• Task to complete: Retype every record exactly. Leave the pictures out.

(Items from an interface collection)

= = =

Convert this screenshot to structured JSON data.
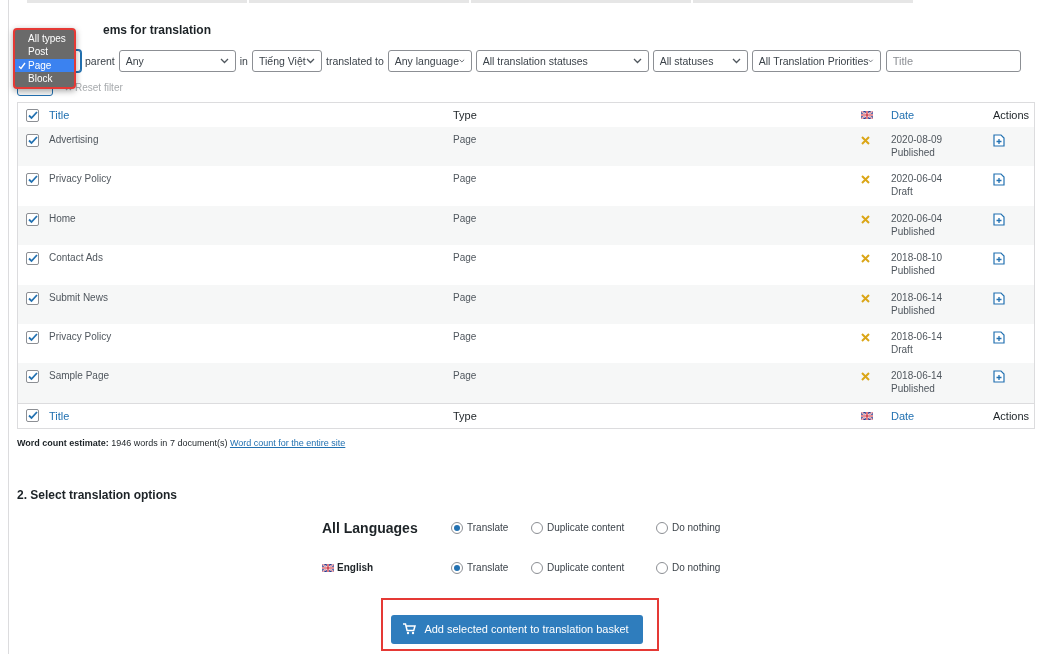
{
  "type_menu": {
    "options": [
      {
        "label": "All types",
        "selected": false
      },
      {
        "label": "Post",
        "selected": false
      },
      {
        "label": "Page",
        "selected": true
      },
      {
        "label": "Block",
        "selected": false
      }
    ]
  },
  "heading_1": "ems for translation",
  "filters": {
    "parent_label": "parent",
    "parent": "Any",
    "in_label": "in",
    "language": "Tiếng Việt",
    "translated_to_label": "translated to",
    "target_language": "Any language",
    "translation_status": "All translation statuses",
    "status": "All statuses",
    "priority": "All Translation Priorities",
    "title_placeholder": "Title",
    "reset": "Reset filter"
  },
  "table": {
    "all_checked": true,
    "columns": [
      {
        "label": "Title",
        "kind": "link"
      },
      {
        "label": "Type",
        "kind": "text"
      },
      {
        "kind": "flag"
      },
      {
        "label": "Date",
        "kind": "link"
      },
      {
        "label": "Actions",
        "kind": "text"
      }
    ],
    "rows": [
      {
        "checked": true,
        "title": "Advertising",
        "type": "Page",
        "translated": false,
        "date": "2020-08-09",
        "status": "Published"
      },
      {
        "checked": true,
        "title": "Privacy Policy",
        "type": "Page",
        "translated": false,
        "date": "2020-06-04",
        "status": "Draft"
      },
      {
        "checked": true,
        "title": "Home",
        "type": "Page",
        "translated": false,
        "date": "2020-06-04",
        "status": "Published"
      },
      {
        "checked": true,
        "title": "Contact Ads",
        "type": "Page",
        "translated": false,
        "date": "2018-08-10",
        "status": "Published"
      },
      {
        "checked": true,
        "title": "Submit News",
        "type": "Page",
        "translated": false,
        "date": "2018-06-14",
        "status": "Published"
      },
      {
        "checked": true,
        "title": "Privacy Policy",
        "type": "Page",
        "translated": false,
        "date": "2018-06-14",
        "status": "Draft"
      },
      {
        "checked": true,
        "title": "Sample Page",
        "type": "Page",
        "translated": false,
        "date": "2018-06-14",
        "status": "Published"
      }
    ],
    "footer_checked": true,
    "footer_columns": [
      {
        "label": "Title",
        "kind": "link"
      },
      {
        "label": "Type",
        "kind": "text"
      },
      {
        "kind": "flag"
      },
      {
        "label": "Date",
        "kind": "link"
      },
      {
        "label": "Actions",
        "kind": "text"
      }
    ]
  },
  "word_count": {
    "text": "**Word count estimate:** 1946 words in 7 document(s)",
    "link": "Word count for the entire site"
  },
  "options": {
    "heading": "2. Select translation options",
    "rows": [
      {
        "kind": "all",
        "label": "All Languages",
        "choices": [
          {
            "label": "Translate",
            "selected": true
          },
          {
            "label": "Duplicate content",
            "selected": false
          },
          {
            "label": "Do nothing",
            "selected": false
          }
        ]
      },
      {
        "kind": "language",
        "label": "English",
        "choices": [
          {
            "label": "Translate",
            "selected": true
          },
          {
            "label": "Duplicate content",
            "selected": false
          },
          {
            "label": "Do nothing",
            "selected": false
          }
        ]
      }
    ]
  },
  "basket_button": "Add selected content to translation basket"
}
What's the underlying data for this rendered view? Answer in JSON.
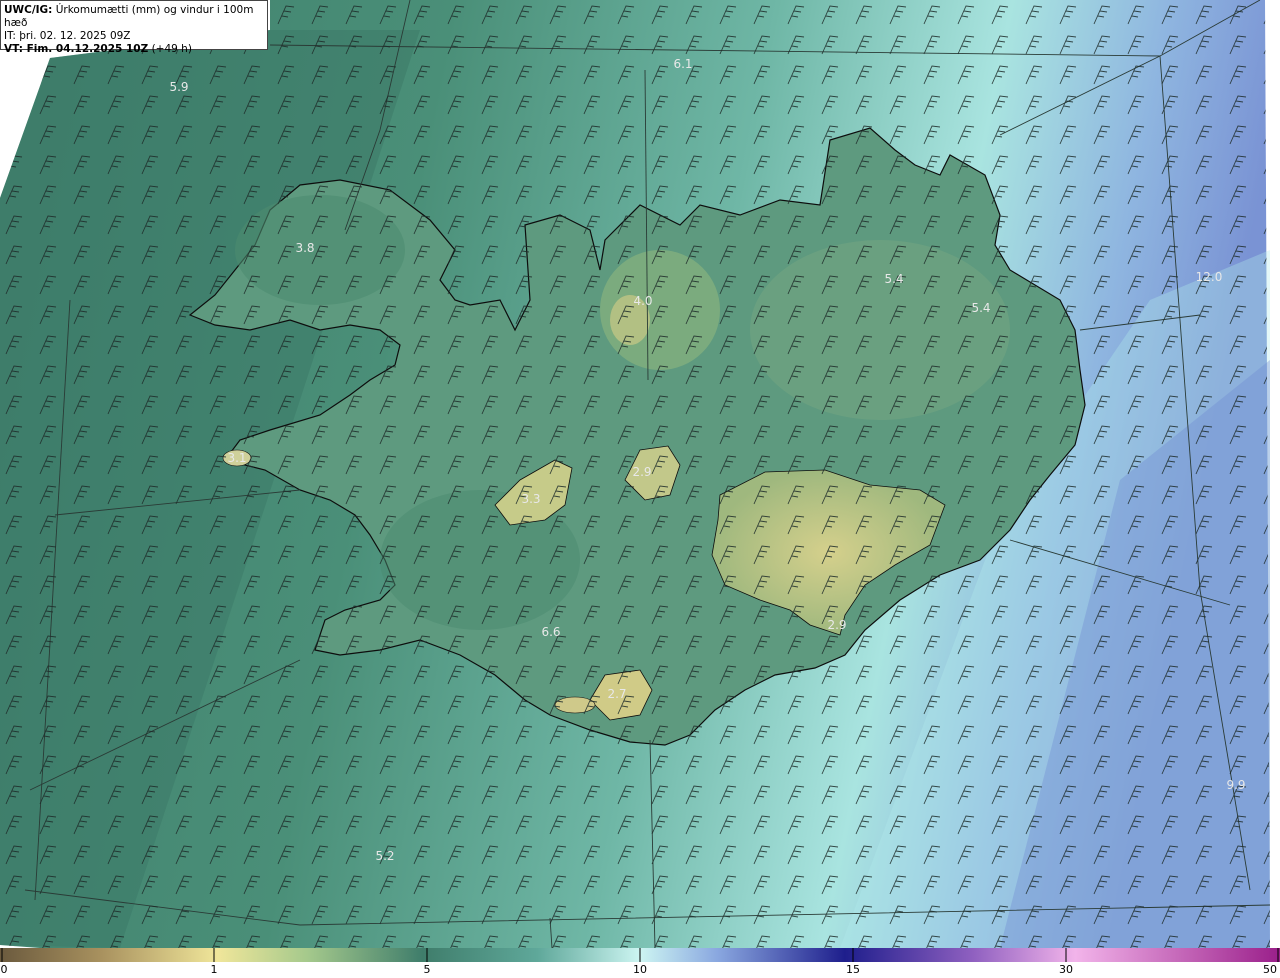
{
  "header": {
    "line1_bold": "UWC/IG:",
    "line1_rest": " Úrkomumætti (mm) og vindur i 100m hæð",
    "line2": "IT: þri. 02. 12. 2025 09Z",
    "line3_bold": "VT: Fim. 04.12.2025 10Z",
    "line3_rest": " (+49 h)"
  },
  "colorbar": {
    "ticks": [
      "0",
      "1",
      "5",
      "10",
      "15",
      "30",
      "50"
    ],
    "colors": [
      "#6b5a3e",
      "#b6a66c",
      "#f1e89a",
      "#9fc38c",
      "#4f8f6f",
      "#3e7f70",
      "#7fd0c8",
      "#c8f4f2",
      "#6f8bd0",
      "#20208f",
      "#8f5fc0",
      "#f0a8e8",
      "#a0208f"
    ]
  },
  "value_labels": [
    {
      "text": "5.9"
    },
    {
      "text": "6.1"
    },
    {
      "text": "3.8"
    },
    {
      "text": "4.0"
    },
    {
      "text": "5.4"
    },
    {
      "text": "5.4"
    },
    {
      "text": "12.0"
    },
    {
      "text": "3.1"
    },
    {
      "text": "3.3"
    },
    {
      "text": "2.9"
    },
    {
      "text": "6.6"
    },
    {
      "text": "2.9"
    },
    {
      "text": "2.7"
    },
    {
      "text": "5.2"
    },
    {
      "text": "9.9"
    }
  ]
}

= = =

• Result below:
Convert this screenshot to structured JSON data.
{
  "type_menu": {
    "options": [
      {
        "label": "All types",
        "selected": false
      },
      {
        "label": "Post",
        "selected": false
      },
      {
        "label": "Page",
        "selected": true
      },
      {
        "label": "Block",
        "selected": false
      }
    ]
  },
  "heading_1": "ems for translation",
  "filters": {
    "parent_label": "parent",
    "parent": "Any",
    "in_label": "in",
    "language": "Tiếng Việt",
    "translated_to_label": "translated to",
    "target_language": "Any language",
    "translation_status": "All translation statuses",
    "status": "All statuses",
    "priority": "All Translation Priorities",
    "title_placeholder": "Title",
    "reset": "Reset filter"
  },
  "table": {
    "all_checked": true,
    "columns": [
      {
        "label": "Title",
        "kind": "link"
      },
      {
        "label": "Type",
        "kind": "text"
      },
      {
        "kind": "flag"
      },
      {
        "label": "Date",
        "kind": "link"
      },
      {
        "label": "Actions",
        "kind": "text"
      }
    ],
    "rows": [
      {
        "checked": true,
        "title": "Advertising",
        "type": "Page",
        "translated": false,
        "date": "2020-08-09",
        "status": "Published"
      },
      {
        "checked": true,
        "title": "Privacy Policy",
        "type": "Page",
        "translated": false,
        "date": "2020-06-04",
        "status": "Draft"
      },
      {
        "checked": true,
        "title": "Home",
        "type": "Page",
        "translated": false,
        "date": "2020-06-04",
        "status": "Published"
      },
      {
        "checked": true,
        "title": "Contact Ads",
        "type": "Page",
        "translated": false,
        "date": "2018-08-10",
        "status": "Published"
      },
      {
        "checked": true,
        "title": "Submit News",
        "type": "Page",
        "translated": false,
        "date": "2018-06-14",
        "status": "Published"
      },
      {
        "checked": true,
        "title": "Privacy Policy",
        "type": "Page",
        "translated": false,
        "date": "2018-06-14",
        "status": "Draft"
      },
      {
        "checked": true,
        "title": "Sample Page",
        "type": "Page",
        "translated": false,
        "date": "2018-06-14",
        "status": "Published"
      }
    ],
    "footer_checked": true,
    "footer_columns": [
      {
        "label": "Title",
        "kind": "link"
      },
      {
        "label": "Type",
        "kind": "text"
      },
      {
        "kind": "flag"
      },
      {
        "label": "Date",
        "kind": "link"
      },
      {
        "label": "Actions",
        "kind": "text"
      }
    ]
  },
  "word_count": {
    "text": "**Word count estimate:** 1946 words in 7 document(s)",
    "link": "Word count for the entire site"
  },
  "options": {
    "heading": "2. Select translation options",
    "rows": [
      {
        "kind": "all",
        "label": "All Languages",
        "choices": [
          {
            "label": "Translate",
            "selected": true
          },
          {
            "label": "Duplicate content",
            "selected": false
          },
          {
            "label": "Do nothing",
            "selected": false
          }
        ]
      },
      {
        "kind": "language",
        "label": "English",
        "choices": [
          {
            "label": "Translate",
            "selected": true
          },
          {
            "label": "Duplicate content",
            "selected": false
          },
          {
            "label": "Do nothing",
            "selected": false
          }
        ]
      }
    ]
  },
  "basket_button": "Add selected content to translation basket"
}
What's the underlying data for this rendered view? Answer in JSON.
{
  "header": {
    "line1_bold": "UWC/IG:",
    "line1_rest": " Úrkomumætti (mm) og vindur i 100m hæð",
    "line2": "IT: þri. 02. 12. 2025 09Z",
    "line3_bold": "VT: Fim. 04.12.2025 10Z",
    "line3_rest": " (+49 h)"
  },
  "colorbar": {
    "ticks": [
      "0",
      "1",
      "5",
      "10",
      "15",
      "30",
      "50"
    ],
    "colors": [
      "#6b5a3e",
      "#b6a66c",
      "#f1e89a",
      "#9fc38c",
      "#4f8f6f",
      "#3e7f70",
      "#7fd0c8",
      "#c8f4f2",
      "#6f8bd0",
      "#20208f",
      "#8f5fc0",
      "#f0a8e8",
      "#a0208f"
    ]
  },
  "value_labels": [
    {
      "text": "5.9"
    },
    {
      "text": "6.1"
    },
    {
      "text": "3.8"
    },
    {
      "text": "4.0"
    },
    {
      "text": "5.4"
    },
    {
      "text": "5.4"
    },
    {
      "text": "12.0"
    },
    {
      "text": "3.1"
    },
    {
      "text": "3.3"
    },
    {
      "text": "2.9"
    },
    {
      "text": "6.6"
    },
    {
      "text": "2.9"
    },
    {
      "text": "2.7"
    },
    {
      "text": "5.2"
    },
    {
      "text": "9.9"
    }
  ]
}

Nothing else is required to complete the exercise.